Most children’s movie characters are objectively annoying to adults, but “The Smurfs” may be the first to make that annoyingness a stated part of the film itself. As their accidental human guardian, Neil Patrick Harris spends much of the film complaining about the little blue creatures squatting at his place. After all, who wouldn’t be a little ticked off about a bunch of miniature blue guys who sang insipid songs and shoehorned the word “Smurf” into every sentence — especially if they kept trying to teach you lessons?
The Smurfs are in Harris’ Manhattan apartment ostensibly because of a magical portal that’s transplanted them from their world to our own, but really because sending your characters to New York is just what you do in kids movies when you don’t want to send them to a high school. Following the cerulean creatures through the portal is the evil sorcerer Gargamel (Hank Azaria), who wants to collect their essence as fuel for his dark magic. As they tend to, colorful hijinx ensue. The ones for kids involve Gargamel’s cat, the ones for adults involve Harris’ job — marketing for a cosmetics company. The adults get the short end of the stick.

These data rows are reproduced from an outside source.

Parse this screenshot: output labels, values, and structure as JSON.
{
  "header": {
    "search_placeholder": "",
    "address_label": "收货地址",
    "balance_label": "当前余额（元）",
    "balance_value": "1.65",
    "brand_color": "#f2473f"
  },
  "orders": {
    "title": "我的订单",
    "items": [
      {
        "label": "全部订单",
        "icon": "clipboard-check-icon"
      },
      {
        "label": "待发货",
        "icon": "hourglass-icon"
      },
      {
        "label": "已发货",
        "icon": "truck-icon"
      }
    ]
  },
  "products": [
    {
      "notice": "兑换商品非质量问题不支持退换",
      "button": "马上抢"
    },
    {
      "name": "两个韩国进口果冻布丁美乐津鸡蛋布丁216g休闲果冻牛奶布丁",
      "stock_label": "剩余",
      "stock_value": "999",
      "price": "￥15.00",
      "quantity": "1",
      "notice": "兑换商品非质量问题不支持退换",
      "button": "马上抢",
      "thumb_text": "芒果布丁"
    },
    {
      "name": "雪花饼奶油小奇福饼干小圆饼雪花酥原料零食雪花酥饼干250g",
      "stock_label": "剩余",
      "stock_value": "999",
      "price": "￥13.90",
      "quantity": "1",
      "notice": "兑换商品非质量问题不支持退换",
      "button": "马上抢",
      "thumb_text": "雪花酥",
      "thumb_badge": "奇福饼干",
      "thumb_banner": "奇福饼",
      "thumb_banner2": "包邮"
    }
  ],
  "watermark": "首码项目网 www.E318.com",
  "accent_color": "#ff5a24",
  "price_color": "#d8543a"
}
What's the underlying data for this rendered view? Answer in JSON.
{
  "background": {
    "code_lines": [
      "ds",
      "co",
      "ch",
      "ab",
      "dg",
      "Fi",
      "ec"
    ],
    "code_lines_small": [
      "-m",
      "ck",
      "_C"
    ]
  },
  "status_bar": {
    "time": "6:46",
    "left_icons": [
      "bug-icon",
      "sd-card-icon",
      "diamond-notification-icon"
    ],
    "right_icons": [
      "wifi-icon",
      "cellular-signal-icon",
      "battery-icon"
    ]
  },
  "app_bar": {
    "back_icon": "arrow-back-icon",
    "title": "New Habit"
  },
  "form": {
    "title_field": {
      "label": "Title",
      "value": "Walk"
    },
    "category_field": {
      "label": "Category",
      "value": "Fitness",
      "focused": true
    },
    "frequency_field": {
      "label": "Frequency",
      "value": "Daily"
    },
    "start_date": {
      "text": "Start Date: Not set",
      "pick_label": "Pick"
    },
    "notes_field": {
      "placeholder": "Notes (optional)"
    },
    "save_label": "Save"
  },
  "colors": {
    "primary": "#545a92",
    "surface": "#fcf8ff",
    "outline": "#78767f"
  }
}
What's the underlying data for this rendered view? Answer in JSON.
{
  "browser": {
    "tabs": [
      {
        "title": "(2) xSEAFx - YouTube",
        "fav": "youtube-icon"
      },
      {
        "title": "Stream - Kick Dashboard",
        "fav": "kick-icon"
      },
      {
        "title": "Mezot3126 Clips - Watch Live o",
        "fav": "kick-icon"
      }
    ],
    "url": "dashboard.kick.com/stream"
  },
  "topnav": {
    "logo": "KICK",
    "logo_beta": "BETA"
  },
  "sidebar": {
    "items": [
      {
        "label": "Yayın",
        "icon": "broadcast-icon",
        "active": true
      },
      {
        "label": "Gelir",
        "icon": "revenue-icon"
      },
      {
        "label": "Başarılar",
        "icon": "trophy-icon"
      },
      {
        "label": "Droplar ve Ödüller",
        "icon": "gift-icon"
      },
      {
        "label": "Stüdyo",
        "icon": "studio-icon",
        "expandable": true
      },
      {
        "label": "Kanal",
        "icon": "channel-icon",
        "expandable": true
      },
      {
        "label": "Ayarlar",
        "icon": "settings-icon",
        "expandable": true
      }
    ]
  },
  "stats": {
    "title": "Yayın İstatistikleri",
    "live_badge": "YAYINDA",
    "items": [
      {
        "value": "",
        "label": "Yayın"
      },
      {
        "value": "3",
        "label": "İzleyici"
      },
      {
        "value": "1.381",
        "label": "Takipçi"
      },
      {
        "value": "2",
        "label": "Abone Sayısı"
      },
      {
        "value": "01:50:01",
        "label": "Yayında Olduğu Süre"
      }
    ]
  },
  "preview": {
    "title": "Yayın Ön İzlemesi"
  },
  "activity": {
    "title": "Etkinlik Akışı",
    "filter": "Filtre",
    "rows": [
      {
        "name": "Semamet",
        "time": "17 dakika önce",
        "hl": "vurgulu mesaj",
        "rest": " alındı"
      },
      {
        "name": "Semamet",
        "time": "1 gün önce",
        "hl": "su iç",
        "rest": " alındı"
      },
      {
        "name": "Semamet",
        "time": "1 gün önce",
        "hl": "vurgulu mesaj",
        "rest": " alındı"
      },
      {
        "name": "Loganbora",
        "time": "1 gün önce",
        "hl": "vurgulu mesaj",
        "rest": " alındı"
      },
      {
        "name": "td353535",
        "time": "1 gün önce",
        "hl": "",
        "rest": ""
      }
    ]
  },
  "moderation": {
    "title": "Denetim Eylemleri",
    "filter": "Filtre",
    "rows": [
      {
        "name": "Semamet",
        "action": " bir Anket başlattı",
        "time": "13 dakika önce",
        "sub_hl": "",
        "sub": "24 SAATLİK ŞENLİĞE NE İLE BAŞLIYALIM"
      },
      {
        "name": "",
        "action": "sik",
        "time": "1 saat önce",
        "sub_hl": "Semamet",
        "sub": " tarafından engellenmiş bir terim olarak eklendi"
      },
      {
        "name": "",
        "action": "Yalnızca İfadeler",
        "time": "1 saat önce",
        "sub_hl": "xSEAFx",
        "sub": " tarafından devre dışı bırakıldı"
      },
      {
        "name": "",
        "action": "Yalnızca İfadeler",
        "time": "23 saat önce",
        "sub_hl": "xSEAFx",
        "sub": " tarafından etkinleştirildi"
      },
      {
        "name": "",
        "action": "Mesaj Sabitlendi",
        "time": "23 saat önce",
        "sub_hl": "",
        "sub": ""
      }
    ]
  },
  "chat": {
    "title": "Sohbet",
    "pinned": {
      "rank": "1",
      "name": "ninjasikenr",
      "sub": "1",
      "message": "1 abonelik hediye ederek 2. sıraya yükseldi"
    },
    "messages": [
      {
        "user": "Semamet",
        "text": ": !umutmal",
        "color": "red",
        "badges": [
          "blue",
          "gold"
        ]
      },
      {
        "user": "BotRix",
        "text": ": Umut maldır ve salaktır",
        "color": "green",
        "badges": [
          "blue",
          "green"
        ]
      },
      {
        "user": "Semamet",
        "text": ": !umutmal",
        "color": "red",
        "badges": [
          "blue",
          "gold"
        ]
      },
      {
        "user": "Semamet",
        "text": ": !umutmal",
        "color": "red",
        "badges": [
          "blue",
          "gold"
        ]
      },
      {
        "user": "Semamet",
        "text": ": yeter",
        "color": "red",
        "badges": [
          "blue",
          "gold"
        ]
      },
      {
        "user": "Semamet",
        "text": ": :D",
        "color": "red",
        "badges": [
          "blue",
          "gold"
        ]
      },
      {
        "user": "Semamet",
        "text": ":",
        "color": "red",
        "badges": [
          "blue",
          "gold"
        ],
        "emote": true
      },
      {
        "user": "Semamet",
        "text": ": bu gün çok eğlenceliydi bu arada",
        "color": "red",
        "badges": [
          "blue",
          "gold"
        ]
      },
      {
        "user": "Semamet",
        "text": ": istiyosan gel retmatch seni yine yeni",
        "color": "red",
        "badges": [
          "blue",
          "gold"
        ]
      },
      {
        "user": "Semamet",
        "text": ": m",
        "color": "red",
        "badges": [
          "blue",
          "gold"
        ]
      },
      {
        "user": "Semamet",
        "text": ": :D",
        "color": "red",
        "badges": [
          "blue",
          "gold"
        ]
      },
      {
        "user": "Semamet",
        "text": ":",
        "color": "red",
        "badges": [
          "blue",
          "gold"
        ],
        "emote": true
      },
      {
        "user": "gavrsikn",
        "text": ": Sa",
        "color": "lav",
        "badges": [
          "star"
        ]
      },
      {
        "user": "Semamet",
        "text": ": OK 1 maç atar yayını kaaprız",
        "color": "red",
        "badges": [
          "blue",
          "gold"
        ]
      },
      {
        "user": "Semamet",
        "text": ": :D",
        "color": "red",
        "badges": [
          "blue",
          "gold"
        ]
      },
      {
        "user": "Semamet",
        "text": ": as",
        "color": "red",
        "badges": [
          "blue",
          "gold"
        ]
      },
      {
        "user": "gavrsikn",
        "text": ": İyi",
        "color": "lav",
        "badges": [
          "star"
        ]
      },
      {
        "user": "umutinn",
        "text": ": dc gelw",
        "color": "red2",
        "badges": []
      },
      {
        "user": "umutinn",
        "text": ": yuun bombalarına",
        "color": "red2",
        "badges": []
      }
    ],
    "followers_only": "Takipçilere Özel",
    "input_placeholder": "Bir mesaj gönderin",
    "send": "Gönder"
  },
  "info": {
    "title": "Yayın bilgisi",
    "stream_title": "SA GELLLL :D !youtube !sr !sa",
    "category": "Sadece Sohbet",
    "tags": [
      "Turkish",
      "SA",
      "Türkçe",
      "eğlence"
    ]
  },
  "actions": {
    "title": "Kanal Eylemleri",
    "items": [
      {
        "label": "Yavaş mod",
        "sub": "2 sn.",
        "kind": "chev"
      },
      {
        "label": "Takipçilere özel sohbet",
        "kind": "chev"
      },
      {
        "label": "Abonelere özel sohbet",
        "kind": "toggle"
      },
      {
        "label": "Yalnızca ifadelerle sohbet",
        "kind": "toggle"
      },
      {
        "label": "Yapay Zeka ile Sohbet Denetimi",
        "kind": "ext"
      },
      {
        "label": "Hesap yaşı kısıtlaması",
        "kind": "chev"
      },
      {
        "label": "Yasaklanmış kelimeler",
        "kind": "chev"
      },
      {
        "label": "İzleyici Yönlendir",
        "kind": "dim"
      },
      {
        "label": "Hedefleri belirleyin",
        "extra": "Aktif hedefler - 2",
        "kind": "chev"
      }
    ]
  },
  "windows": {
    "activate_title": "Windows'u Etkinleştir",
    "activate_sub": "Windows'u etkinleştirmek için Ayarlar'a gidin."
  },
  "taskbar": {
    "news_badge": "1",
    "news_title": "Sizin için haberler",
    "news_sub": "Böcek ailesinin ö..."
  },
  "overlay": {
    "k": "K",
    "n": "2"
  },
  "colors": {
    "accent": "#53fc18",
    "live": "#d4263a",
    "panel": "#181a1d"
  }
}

The humans give committed performances, but the Smurfs themselves are mostly interchangeable. (Is it even possible to have a favorite Smurf? They’re basically a hive mind.) It’s tempting to wonder why the film was made, until you get to the scenes where the Smurfs stand around admiring the brand-name billboards in Times Square, or when the movie stops so Harris and the blue guys can play Rock Band for what feels like 10 minutes. Then you have your answer.